Sri Lanka opposition leader Sarath Fonseka at Colombo rally
Leading Sri Lankan opposition figure Sarath Fonseka has held his first big political gathering since serving two years in jail after losing a presidential election.
The former general called for major political reforms.
But the BBC's Charles Haviland in Colombo says that disunity among the opposition meant the turnout was low.
Mr Fonseka unsuccessfully stood against President Mahinda Rajapaksa in a presidential election two years ago.
But he lost after a vitriolic campaign and was imprisoned shortly afterwards.
Mr Fonseka's lawyer said in May that the terms of his release prevented him from running for office for seven years.

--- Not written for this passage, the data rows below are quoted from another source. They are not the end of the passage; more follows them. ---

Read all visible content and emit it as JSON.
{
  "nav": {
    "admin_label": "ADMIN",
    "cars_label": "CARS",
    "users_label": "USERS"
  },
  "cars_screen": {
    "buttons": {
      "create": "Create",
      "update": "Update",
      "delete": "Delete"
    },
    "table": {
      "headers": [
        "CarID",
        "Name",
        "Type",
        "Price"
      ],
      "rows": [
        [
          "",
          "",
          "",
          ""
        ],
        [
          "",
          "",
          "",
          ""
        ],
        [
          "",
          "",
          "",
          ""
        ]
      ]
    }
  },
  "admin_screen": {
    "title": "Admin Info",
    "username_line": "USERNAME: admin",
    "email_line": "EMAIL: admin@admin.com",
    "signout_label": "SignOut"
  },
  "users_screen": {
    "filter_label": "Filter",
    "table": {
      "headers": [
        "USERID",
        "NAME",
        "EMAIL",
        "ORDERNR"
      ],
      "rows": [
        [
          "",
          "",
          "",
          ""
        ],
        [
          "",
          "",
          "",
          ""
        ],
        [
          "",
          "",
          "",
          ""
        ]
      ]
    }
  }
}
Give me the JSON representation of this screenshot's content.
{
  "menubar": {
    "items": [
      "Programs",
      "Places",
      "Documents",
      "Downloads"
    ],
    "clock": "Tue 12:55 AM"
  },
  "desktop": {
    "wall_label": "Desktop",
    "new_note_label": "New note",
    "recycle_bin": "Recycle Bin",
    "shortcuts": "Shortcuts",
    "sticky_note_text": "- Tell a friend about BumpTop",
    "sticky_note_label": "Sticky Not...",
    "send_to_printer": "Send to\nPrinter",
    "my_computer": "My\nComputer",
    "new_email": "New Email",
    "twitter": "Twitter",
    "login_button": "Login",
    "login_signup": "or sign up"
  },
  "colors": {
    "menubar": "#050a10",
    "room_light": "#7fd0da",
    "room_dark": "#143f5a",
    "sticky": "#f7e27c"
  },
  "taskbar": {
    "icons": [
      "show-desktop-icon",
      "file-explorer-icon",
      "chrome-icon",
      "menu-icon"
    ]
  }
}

But that has not stopped the former general - credited with playing a leading role in defeating Tamil Tiger rebels in the country's civil war that ended in 2009 - from re-entering politics.
He and his supporters have pledged to fight constitutional changes which have made President Rajapaksa one of the world's most powerful presidents.
They also strongly criticised what they said was the breakdown of the rule of law and the undermining of democracy in Sri Lanka.
Our correspondent says that although nearly 1,000 people including many Buddhist monks attended the rally and stayed despite a heavy downpour, the turnout was much lower than Mr Fonseka would have wished.
The former general is at loggerheads with Ranil Wickremesinghe, the leader of the main opposition party, who ordered his colleagues not to attend the rally.
Many of those who did go to it were strongly critical of Mr Wickremasinghe's move, accusing him of creating divisions and sectarianism within the opposition.
But it appears that the president has shrewdly succeeded in using the release of his great rival to fragment the opposition, our correspondent says, and the president - still popular with the Sinhalese majority - seems more powerful than ever.